== Segment start ==

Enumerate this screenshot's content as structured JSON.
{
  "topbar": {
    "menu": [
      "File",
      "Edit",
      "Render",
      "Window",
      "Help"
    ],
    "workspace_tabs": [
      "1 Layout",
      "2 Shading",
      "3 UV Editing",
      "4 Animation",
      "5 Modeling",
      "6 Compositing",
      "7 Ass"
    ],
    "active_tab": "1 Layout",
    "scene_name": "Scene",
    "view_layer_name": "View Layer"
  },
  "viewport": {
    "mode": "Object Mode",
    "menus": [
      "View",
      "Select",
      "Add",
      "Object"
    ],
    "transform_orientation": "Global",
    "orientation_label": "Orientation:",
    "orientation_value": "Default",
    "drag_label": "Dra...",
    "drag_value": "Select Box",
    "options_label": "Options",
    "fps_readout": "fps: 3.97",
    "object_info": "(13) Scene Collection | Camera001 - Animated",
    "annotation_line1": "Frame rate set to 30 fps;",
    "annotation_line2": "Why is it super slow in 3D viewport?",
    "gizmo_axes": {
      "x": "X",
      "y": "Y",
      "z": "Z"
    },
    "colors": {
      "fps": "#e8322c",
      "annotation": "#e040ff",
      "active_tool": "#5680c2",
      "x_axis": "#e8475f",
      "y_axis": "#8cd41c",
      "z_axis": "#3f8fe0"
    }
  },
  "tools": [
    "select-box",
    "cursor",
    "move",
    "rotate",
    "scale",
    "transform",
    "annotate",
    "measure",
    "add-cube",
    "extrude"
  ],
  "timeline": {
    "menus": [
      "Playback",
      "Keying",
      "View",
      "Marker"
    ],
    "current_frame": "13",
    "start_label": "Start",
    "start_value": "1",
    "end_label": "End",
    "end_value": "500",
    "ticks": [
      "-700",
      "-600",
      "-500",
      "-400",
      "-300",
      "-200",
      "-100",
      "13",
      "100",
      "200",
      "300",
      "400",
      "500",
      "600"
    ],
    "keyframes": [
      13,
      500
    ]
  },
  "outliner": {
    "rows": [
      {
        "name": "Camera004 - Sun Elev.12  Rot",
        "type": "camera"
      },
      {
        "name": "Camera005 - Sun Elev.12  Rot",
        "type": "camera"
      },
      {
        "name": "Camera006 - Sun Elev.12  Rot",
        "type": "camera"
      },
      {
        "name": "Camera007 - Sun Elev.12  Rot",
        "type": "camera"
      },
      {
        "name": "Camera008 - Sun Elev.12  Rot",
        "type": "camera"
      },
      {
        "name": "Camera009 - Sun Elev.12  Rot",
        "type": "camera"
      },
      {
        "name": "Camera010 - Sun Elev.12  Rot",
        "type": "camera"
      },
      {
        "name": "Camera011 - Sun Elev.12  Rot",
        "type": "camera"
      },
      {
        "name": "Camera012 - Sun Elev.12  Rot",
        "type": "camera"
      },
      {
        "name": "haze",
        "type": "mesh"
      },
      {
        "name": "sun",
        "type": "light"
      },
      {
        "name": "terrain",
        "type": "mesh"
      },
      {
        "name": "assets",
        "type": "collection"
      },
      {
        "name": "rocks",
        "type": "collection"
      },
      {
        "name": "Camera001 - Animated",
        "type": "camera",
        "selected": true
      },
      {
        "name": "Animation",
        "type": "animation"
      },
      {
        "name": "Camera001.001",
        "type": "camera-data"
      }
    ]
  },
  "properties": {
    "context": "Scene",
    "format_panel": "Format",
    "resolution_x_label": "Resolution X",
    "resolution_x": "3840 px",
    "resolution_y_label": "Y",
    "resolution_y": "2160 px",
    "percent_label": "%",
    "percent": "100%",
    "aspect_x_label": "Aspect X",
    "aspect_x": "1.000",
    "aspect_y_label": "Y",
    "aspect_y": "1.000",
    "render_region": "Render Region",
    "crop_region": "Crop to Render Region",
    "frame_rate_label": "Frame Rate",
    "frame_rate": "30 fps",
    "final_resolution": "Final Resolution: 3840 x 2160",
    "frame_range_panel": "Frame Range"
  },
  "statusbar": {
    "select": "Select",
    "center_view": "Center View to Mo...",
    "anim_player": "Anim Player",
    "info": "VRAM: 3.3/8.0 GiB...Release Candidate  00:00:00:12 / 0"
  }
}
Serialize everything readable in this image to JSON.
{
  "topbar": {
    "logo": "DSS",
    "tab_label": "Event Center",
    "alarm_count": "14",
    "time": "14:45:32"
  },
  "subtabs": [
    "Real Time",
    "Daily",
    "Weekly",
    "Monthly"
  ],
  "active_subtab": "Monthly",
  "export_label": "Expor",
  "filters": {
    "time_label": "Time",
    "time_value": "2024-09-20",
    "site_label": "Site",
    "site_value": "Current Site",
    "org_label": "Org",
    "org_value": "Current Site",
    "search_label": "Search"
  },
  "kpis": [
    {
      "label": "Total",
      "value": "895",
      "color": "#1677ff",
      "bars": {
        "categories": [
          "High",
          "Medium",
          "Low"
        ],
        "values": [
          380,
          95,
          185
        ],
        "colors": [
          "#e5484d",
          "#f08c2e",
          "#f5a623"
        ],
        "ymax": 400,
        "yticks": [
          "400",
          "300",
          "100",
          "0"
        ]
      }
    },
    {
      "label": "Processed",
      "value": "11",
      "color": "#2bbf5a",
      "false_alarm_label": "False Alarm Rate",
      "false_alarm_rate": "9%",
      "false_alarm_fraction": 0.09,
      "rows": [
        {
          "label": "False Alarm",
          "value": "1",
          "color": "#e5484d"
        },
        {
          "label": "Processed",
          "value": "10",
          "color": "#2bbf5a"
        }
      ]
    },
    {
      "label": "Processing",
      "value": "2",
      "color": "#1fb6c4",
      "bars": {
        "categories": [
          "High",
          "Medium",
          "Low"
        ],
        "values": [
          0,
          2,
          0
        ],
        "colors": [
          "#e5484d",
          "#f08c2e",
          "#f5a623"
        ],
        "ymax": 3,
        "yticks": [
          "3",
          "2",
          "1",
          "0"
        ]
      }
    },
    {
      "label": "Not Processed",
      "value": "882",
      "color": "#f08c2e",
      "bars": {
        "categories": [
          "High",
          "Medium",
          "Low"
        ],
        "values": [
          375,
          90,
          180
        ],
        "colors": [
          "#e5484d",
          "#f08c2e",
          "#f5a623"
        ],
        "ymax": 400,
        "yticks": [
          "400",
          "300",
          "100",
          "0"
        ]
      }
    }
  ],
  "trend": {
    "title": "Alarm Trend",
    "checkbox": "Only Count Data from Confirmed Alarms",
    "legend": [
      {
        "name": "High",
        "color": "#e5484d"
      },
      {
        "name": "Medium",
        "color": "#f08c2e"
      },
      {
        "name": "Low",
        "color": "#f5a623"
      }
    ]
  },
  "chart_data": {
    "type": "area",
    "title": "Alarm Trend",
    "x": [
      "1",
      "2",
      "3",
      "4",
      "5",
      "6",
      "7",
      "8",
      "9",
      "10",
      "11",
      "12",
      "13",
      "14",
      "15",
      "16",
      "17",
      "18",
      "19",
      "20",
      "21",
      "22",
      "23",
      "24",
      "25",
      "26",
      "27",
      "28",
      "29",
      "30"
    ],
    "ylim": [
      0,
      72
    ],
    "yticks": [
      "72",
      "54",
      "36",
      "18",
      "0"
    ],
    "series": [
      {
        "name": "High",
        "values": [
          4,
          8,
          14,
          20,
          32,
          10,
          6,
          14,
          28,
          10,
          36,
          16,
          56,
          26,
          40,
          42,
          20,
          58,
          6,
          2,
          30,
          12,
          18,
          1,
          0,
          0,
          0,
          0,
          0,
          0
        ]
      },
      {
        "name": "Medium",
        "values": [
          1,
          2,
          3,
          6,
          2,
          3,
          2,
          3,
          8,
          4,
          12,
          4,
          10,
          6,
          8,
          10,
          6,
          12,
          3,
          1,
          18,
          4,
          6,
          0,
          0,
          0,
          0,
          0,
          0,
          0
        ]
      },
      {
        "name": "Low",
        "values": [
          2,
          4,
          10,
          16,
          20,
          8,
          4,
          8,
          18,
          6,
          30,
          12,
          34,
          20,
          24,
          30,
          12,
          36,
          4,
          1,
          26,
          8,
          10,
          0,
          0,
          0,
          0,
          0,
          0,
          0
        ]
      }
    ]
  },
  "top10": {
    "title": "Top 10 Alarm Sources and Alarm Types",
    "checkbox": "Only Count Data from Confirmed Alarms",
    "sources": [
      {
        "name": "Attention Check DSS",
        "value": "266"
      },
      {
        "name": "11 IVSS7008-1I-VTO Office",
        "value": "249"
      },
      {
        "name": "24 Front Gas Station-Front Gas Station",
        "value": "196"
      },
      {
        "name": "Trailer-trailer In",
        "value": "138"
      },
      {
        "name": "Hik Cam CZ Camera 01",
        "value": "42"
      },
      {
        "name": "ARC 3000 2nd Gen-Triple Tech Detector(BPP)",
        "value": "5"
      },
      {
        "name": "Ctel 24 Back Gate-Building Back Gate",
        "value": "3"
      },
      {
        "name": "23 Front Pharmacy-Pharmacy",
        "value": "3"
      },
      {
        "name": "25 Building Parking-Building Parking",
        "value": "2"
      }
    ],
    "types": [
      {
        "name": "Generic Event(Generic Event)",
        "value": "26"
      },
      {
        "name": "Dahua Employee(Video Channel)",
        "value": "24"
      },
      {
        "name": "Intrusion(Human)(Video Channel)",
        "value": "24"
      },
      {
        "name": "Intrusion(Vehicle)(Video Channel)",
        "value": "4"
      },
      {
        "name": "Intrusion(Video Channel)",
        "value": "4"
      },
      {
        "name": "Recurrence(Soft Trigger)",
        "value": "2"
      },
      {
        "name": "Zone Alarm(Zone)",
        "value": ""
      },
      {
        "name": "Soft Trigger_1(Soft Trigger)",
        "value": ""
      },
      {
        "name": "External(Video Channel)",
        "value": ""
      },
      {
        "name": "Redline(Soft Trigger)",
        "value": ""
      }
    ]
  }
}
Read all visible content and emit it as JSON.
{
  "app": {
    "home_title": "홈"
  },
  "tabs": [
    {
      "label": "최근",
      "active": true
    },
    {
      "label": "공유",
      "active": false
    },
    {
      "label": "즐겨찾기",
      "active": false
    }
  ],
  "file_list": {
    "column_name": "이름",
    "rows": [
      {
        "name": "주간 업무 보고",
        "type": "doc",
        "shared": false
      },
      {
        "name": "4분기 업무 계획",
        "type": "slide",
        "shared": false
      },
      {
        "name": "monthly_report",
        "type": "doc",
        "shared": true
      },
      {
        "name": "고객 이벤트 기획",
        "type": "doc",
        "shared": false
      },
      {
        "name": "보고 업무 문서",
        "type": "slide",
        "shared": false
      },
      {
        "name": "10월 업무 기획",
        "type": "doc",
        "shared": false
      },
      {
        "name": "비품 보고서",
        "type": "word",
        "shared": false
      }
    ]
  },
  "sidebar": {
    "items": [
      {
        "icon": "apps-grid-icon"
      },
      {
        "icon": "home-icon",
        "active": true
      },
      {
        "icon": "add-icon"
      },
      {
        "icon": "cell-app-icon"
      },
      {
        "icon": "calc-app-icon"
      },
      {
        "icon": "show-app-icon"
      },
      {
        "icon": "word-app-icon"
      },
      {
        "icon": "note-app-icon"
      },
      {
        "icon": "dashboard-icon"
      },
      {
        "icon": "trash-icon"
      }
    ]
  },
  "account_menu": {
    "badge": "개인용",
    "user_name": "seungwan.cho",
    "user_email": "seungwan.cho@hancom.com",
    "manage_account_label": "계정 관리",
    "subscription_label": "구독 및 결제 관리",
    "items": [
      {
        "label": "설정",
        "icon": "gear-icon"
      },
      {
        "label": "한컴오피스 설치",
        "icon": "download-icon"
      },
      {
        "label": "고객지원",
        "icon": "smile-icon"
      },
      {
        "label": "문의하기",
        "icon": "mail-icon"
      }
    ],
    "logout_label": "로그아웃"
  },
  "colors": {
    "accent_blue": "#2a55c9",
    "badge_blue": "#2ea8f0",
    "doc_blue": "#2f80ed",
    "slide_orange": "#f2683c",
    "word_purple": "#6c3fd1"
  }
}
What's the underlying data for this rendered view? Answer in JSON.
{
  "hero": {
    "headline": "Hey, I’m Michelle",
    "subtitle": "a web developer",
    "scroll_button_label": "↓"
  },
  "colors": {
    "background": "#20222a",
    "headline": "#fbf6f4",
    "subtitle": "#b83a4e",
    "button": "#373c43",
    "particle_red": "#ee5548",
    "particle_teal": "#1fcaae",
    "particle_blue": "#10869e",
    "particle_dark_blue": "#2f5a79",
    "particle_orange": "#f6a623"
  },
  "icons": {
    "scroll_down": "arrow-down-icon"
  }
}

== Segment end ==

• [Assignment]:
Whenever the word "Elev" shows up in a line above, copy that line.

• [Your response]:
        "name": "Camera004 - Sun Elev.12  Rot",
        "name": "Camera005 - Sun Elev.12  Rot",
        "name": "Camera006 - Sun Elev.12  Rot",
        "name": "Camera007 - Sun Elev.12  Rot",
        "name": "Camera008 - Sun Elev.12  Rot",
        "name": "Camera009 - Sun Elev.12  Rot",
        "name": "Camera010 - Sun Elev.12  Rot",
        "name": "Camera011 - Sun Elev.12  Rot",
        "name": "Camera012 - Sun Elev.12  Rot",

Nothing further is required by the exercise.